>>>
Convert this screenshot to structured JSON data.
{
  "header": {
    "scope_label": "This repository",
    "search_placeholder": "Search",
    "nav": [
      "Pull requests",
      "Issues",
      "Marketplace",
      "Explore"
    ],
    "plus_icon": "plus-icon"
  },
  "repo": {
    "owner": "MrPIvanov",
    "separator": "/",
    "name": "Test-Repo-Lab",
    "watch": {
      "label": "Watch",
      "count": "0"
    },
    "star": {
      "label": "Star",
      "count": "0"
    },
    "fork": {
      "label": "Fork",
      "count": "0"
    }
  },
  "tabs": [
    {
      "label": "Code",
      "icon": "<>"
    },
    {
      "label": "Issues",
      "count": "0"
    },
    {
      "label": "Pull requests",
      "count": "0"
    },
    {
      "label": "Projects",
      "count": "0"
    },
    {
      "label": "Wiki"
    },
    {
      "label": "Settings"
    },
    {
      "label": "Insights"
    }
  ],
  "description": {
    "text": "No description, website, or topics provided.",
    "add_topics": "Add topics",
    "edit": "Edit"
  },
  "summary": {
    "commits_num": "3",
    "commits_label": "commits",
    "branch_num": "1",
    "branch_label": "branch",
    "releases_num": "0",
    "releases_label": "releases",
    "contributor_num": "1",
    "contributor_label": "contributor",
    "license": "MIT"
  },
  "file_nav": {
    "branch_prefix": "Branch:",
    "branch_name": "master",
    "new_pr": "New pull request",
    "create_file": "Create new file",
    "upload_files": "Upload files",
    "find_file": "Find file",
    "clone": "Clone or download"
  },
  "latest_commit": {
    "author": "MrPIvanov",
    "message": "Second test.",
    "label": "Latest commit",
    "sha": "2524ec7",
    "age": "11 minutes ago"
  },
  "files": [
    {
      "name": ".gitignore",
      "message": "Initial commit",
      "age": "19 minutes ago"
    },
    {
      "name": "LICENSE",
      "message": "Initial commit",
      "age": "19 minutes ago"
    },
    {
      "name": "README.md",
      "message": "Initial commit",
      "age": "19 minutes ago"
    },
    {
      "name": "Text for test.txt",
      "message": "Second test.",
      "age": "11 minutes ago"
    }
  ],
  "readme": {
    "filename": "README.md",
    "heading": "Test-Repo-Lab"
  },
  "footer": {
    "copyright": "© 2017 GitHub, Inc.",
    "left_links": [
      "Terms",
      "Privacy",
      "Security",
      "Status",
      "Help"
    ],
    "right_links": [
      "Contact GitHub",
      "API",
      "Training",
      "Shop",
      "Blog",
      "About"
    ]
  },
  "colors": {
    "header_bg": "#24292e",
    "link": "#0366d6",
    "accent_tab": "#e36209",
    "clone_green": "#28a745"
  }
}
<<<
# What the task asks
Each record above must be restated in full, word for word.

# Task answer
Convert this screenshot to structured JSON data.
{
  "header": {
    "scope_label": "This repository",
    "search_placeholder": "Search",
    "nav": [
      "Pull requests",
      "Issues",
      "Marketplace",
      "Explore"
    ],
    "plus_icon": "plus-icon"
  },
  "repo": {
    "owner": "MrPIvanov",
    "separator": "/",
    "name": "Test-Repo-Lab",
    "watch": {
      "label": "Watch",
      "count": "0"
    },
    "star": {
      "label": "Star",
      "count": "0"
    },
    "fork": {
      "label": "Fork",
      "count": "0"
    }
  },
  "tabs": [
    {
      "label": "Code",
      "icon": "<>"
    },
    {
      "label": "Issues",
      "count": "0"
    },
    {
      "label": "Pull requests",
      "count": "0"
    },
    {
      "label": "Projects",
      "count": "0"
    },
    {
      "label": "Wiki"
    },
    {
      "label": "Settings"
    },
    {
      "label": "Insights"
    }
  ],
  "description": {
    "text": "No description, website, or topics provided.",
    "add_topics": "Add topics",
    "edit": "Edit"
  },
  "summary": {
    "commits_num": "3",
    "commits_label": "commits",
    "branch_num": "1",
    "branch_label": "branch",
    "releases_num": "0",
    "releases_label": "releases",
    "contributor_num": "1",
    "contributor_label": "contributor",
    "license": "MIT"
  },
  "file_nav": {
    "branch_prefix": "Branch:",
    "branch_name": "master",
    "new_pr": "New pull request",
    "create_file": "Create new file",
    "upload_files": "Upload files",
    "find_file": "Find file",
    "clone": "Clone or download"
  },
  "latest_commit": {
    "author": "MrPIvanov",
    "message": "Second test.",
    "label": "Latest commit",
    "sha": "2524ec7",
    "age": "11 minutes ago"
  },
  "files": [
    {
      "name": ".gitignore",
      "message": "Initial commit",
      "age": "19 minutes ago"
    },
    {
      "name": "LICENSE",
      "message": "Initial commit",
      "age": "19 minutes ago"
    },
    {
      "name": "README.md",
      "message": "Initial commit",
      "age": "19 minutes ago"
    },
    {
      "name": "Text for test.txt",
      "message": "Second test.",
      "age": "11 minutes ago"
    }
  ],
  "readme": {
    "filename": "README.md",
    "heading": "Test-Repo-Lab"
  },
  "footer": {
    "copyright": "© 2017 GitHub, Inc.",
    "left_links": [
      "Terms",
      "Privacy",
      "Security",
      "Status",
      "Help"
    ],
    "right_links": [
      "Contact GitHub",
      "API",
      "Training",
      "Shop",
      "Blog",
      "About"
    ]
  },
  "colors": {
    "header_bg": "#24292e",
    "link": "#0366d6",
    "accent_tab": "#e36209",
    "clone_green": "#28a745"
  }
}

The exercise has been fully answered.